### [Task description]
Filter the entries for the word "this". Copy each line that has it.
<<<<
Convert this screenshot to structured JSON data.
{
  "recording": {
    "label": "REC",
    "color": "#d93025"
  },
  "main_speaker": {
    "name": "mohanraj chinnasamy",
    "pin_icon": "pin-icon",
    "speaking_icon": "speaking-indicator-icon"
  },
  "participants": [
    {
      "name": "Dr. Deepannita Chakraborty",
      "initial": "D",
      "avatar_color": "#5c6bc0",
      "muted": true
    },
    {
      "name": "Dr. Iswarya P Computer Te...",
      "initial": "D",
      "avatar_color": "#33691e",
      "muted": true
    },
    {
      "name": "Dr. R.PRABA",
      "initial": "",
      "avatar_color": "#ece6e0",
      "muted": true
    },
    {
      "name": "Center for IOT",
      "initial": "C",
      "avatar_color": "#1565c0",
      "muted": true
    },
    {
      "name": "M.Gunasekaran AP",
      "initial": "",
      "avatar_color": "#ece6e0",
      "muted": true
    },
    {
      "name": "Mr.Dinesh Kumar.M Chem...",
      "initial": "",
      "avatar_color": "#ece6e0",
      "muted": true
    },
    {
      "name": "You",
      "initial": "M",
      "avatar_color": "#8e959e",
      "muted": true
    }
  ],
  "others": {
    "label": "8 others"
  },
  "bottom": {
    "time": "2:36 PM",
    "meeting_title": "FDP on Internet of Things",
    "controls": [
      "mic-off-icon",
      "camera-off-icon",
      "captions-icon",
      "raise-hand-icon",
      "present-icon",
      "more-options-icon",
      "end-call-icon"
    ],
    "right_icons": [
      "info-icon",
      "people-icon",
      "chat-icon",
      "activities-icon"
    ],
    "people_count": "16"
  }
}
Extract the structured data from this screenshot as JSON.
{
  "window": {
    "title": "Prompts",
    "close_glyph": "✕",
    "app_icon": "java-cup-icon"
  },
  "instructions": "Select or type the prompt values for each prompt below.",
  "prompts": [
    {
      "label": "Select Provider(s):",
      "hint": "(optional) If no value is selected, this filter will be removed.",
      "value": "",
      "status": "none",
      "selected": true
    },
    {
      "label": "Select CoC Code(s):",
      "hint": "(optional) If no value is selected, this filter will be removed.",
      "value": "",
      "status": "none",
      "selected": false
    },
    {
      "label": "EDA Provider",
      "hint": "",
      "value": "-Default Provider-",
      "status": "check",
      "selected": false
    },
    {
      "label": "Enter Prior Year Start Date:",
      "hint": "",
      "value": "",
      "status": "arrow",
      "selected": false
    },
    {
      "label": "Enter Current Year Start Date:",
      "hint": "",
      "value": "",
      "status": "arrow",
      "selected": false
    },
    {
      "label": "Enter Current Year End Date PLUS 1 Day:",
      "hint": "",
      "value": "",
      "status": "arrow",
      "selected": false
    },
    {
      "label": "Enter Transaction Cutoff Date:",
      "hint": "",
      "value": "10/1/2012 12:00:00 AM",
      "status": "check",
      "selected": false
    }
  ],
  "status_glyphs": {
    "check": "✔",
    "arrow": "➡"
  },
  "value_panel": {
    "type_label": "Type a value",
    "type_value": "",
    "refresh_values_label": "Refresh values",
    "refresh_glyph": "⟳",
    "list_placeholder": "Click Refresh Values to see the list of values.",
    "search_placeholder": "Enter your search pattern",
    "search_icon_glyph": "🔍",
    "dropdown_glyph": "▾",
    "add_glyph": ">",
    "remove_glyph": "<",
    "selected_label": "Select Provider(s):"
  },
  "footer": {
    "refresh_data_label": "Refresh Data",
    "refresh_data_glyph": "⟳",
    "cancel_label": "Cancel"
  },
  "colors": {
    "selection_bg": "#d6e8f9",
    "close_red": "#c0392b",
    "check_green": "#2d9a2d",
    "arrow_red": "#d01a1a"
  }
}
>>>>
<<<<
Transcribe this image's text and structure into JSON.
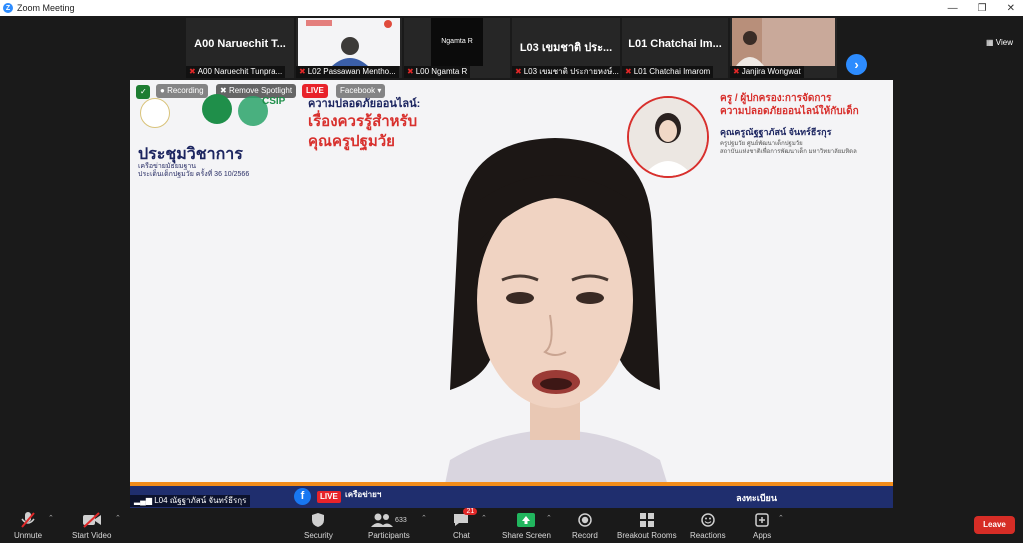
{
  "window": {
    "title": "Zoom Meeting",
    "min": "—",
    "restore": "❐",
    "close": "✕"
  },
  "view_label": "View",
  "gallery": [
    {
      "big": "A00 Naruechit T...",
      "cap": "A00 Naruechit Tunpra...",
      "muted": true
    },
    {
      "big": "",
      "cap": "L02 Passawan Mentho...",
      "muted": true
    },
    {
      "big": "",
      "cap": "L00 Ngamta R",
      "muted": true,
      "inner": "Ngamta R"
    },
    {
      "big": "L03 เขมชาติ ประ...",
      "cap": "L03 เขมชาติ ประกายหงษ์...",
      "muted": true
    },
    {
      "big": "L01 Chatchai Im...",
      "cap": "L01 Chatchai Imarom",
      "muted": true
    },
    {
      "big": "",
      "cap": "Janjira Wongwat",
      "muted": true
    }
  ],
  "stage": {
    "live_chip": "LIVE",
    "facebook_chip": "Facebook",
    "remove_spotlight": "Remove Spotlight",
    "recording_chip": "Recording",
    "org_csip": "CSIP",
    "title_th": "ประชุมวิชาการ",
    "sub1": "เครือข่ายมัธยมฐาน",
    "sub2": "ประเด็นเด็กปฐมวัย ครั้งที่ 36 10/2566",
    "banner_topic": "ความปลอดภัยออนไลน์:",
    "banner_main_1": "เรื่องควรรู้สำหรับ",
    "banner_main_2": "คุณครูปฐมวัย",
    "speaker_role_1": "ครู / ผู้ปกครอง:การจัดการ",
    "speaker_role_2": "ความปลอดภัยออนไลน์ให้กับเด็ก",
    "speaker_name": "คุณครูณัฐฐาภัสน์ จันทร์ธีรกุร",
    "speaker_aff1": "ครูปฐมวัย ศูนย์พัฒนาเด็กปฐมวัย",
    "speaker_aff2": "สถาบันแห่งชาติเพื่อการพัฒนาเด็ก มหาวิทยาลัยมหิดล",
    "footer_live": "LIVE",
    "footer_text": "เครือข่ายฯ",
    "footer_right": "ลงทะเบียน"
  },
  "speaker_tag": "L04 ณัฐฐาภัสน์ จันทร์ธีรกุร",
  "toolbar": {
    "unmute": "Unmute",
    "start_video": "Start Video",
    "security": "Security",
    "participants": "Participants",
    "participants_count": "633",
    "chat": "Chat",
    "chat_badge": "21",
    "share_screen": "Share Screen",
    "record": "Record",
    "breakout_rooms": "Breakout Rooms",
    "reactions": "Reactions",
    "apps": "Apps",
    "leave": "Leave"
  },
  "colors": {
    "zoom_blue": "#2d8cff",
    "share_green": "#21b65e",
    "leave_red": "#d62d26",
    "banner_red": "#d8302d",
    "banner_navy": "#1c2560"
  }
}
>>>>
### [Exercise answer]
Convert this screenshot to structured JSON data.
Extract the structured data from this screenshot as JSON.
      "hint": "(optional) If no value is selected, this filter will be removed.",
      "hint": "(optional) If no value is selected, this filter will be removed.",
Transcribe this image's text and structure into JSON.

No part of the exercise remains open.